COVID-19 testing
We are working with organisations in the fight against the coronavirus pandemic and helping individuals return to work.
Read about our work with FRANKD to deliver on-premise testing with secure, digital test results sent to a person’s phone.

Over the past few years, we have seen an unprecedented number of data breaches and a huge amount of personal information exposed. This has resulted in increasing fears over the security of our personal data and a lack of trust in companies to keep our data safe. It’s only right that we are concerned; our identity is precious, unique and valuable to us. With our personal information we can get access to new services, open a bank account, apply for credit and much more. But how likely is it that your data will be compromised or that you’ll end up a victim of identity theft or fraud? And is there really a need for people to reclaim control of their personal data? Take a look at the following statistics and decide for yourself…

  1. According to Breach Level Index, identity theft accounted for 64% of data breaches between January and June 2016.
  2. No less than half a billion digital identities were stolen or at least exposed in 2015 (TechRadar, 2016).
  3. And the number of identity theft victims rose by 57% in 2015 (BBC News, 2016).
  4. It’s not just the online world where our personal data is exposed. According to GOV.UK, more than 270,000 passports are lost, stolen or damaged every year, and around 10,000 passports are lost while on a night out in a bar or club. Expensive night out indeed.
  5. It’s not just passports we lose – 23% of 18-24 year olds lose an ID document at least once every two years. (Yoti Google Survey, 2016)
  6. It’s no surprise that 38% of people are concerned about falling victim to identity fraud (Business Reporter, 2016).
  7. The largest fraud carried out against individuals is identity fraud, estimated at £5.4bn a year from about 3.25 million victims (Experian, 2016).
  8. BBC News reported that nearly a quarter of identity fraud victims in the UK last year were tech-savvy mobile and social media users.
  9. With so many people falling victim to identity related crimes, it’s unsurprising that people admit to giving false personal data in order protect their identity. Ofcom reported that 25% of internet users say they have given inaccurate or false details on some websites to protect their personal identity online.
  10. Nine in ten say they only give the minimum amount of personal information required (Ofcom, 2016).
  11. And 71% of people who have used dating websites say they have misrepresented themselves on their profiles (Action Fraud, 2016).
  12. Since 2013, more than 4.8 billion data records have been exposed (Business Reporter, 2016).
  13. More than 554 million records were exposed in the first six months of 2016 alone (ZDNet, 2016).
  14. If that’s not scary enough, 35 data records are lost or stolen every second and over 3 million data records are lost or stolen every day (ZDNet, 2016).
  15. It therefore comes as no surprise that 87% of people are worried, to some extent, about the security of their personal data online (YouGov, 2016).
  16. Only 1 in 4 people say they trust businesses with their personal information (ICO, 2016).
  17. A recent report by CIM, found that 57% of people say they do not trust an organisation to use their data responsibly.
  18. 79% of people are concerned about their online privacy (Raconteur, 2015).
  19. Digital Catapult reported that 94% of us would like to be in more control of the data we share.
  20. And given that only 16% of people say they always read T&Cs, it’s no surprise that 92% say they do not understand how their personal information is used (CIM, 2016).

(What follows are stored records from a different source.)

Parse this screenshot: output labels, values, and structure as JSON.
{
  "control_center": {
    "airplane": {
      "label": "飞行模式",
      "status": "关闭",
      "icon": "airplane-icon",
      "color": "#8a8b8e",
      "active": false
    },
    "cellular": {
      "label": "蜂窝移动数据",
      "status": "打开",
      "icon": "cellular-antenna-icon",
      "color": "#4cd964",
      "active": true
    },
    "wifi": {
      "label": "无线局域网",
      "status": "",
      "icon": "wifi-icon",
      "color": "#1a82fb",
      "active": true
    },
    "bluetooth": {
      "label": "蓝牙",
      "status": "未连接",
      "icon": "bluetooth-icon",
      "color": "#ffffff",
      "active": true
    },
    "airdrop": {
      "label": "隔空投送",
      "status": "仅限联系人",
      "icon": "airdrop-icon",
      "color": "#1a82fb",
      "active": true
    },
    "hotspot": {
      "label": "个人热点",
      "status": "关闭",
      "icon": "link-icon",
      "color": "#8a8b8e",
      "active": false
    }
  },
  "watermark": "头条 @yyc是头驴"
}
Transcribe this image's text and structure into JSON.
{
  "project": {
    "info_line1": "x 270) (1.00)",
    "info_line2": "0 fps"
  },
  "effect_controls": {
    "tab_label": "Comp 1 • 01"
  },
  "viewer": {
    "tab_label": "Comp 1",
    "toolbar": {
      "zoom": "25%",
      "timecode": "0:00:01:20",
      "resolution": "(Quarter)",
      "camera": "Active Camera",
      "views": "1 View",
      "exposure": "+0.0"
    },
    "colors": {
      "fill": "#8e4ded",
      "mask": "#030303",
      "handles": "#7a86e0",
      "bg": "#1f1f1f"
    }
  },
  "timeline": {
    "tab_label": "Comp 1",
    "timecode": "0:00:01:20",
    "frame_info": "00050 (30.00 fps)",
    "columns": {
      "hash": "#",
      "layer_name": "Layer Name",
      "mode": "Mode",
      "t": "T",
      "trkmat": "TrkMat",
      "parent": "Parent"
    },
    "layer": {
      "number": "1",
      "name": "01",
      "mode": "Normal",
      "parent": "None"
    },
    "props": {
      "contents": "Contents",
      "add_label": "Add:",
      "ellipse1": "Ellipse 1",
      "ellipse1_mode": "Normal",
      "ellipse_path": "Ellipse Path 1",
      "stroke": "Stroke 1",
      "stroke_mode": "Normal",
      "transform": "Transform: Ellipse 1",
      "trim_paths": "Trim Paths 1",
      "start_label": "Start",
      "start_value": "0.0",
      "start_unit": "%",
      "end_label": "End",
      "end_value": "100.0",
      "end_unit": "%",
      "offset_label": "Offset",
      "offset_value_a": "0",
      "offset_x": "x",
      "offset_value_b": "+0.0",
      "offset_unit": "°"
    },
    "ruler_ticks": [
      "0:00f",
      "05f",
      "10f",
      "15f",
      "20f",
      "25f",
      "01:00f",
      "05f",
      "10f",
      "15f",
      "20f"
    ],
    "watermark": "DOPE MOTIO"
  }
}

Any stats you think are missing? Let us know and we’ll add them!